Erin Haley of Key Conservation's Core Team shares her experience at the WCN Expo in San Francisco, California.
The Wildlife Conservation Network Expo is a biannual gathering of global conservation organizations that takes place every Spring and Fall in California. I had the opportunity to attend this Fall in San Francisco, and it was remarkable to be in the presence of over 50 participating organizations.
The overall kindness and dedication of the conservationists displayed throughout the day was palpable, and there were many lessons learned. The theme of courage was a consistent one that emerged, and here is how it unfolded:
The courage to show up
Dr. Jane Goodall opened the WCN Expo with a sold-out lecture to the public, and in it she shared insights gained from the duration of her career and conservation projects. She encouraged the audience to stay hopeful by getting involved in their own efforts on a local level, with a gentle reminder that each of us has a role to play. Her message was beneficial in its simplicity: although it’s easy to get overwhelmed, taking action through consistent engagement is the best way to counteract those feelings and to stay hopeful.
She ended her talk with a Q&A session, inviting several children to join her on stage to discuss topics of their choice as she sipped from her glass of whiskey (how amazing is this woman?!) delivered to her by her longtime friend and WCN Co-Founder Charles Knowles.
Dr. Jane Goodall takes the stage at Fall 2019 WCN Expo to share her message of love and hope. © Erin Haley
The courage to face the numbers
The main Expo event was held at the Mission Bay Conference Center the following day. Conservation heroes traveled long distances from all over the world to come and spread awareness about their projects to better educate the public. It was inspiring to be around a group of like-minded people who show up to take significant action in their attempts to safeguard endangered animals across the globe.
The main expo hall and lecture rooms were charged with activity, energy, and engagement from visitors perusing booths and attending lectures. The conversations with fellow expo volunteers and conservationists really resonated, and it was inspiring to connect so directly with a large range of people in the field.
Many organizations stood out as executing exceptional initiatives for the animals they focus on. In spite of some very challenging data, this is how several of the conservation orgs who had presence at WCN Expo are staying engaged:

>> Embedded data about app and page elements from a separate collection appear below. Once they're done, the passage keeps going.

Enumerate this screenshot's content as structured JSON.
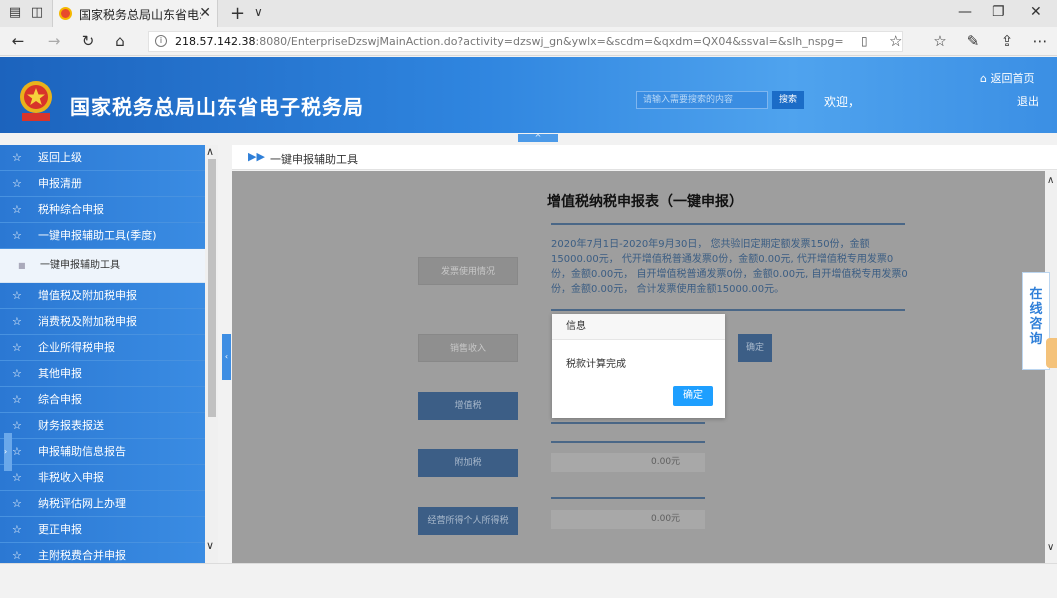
{
  "browser": {
    "tab_title": "国家税务总局山东省电:",
    "url_host": "218.57.142.38",
    "url_rest": ":8080/EnterpriseDzswjMainAction.do?activity=dzswj_gn&ywlx=&scdm=&qxdm=QX04&ssval=&slh_nspg="
  },
  "header": {
    "site_title": "国家税务总局山东省电子税务局",
    "search_placeholder": "请输入需要搜索的内容",
    "search_button": "搜索",
    "welcome": "欢迎，",
    "home_link": "返回首页",
    "logout_link": "退出"
  },
  "sidebar": {
    "items": [
      {
        "label": "返回上级",
        "sub": false
      },
      {
        "label": "申报清册",
        "sub": false
      },
      {
        "label": "税种综合申报",
        "sub": false
      },
      {
        "label": "一键申报辅助工具(季度)",
        "sub": false
      },
      {
        "label": "一键申报辅助工具",
        "sub": true
      },
      {
        "label": "增值税及附加税申报",
        "sub": false
      },
      {
        "label": "消费税及附加税申报",
        "sub": false
      },
      {
        "label": "企业所得税申报",
        "sub": false
      },
      {
        "label": "其他申报",
        "sub": false
      },
      {
        "label": "综合申报",
        "sub": false
      },
      {
        "label": "财务报表报送",
        "sub": false
      },
      {
        "label": "申报辅助信息报告",
        "sub": false
      },
      {
        "label": "非税收入申报",
        "sub": false
      },
      {
        "label": "纳税评估网上办理",
        "sub": false
      },
      {
        "label": "更正申报",
        "sub": false
      },
      {
        "label": "主附税费合并申报",
        "sub": false
      }
    ]
  },
  "breadcrumb": "一键申报辅助工具",
  "form": {
    "title": "增值税纳税申报表（一键申报）",
    "notice": "2020年7月1日-2020年9月30日， 您共验旧定期定额发票150份，金额15000.00元， 代开增值税普通发票0份，金额0.00元, 代开增值税专用发票0份，金额0.00元， 自开增值税普通发票0份，金额0.00元, 自开增值税专用发票0份，金额0.00元， 合计发票使用金额15000.00元。",
    "btn_invoice": "发票使用情况",
    "btn_sales": "销售收入",
    "btn_confirm": "确定",
    "btn_vat": "增值税",
    "btn_surtax": "附加税",
    "btn_iit": "经营所得个人所得税",
    "surtax_amount": "0.00元",
    "iit_amount": "0.00元"
  },
  "dialog": {
    "title": "信息",
    "message": "税款计算完成",
    "ok": "确定"
  },
  "consult": "在线咨询"
}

Andean Cat Alliance A successful Conflict Mitigation Program and CATcrafts are among the myriad programs in place to save the fewer than 1,400 adult Andean cats that remain in the high Andes and northern Patagonia
Ethiopian Wolf Conservation Program Hard at work to save the 500 remaining Ethiopian wolves from immediate extinction through intensive monitoring, research, and immunization
Ewaso Lions Safeguarding the last 2,000 lions in Kenya through community engagement, establishing a lions camp to teach kids about conservation, and female empowerment initiatives
Saiga Conservation Alliance (and Key Conservation Pilot Project!) Two decades of scientific research gained to empower local citizens to save the critically endangered Saiga in Kazakhstan, Uzbekistan, Russia and Mongolia through education initiatives, anti-poaching ranger training, and outreach to young scientists
Pangolin Rescue Fund Newly launched in 2019 to invest in projects that will combat trafficking, increase public awareness, and launch consumer targeted campaigns to decrease demand for pangolin scales and meat
The courage to try and keep going
Hope and positivity reigned supreme throughout the stories shared during the event. So much of the battle is fostering awareness in the hearts and minds of people, while making connections and keeping the dialogue going. This is the main goal with the Key Conservation mobile app as well: to continue to make these connections as we create a global support network to connect small conservation organizations to the public.
Dr. Jane Goodall invites leaders representing at Expo from over 50 conservation organizations onto the stage after her lecture to introduce them to the audience. © Erin Haley
This will be accomplished in 3 main ways: through every day people stepping forward to offer financial resources, time, and/or skills-based volunteerism through the app to support conservation organizations who will have a platform with Key Conservation.
We intend to have a presence at WCN Expo next year, manning our own table and sharing the Key Conservation mobile app with you in person. Until then, stay tuned for more updates on the app’s final development phases and all things conservation optimism!
Couldn’t make it to the WCN Fall 2019 Expo? Talks may be viewed via WCN’s YouTube channel.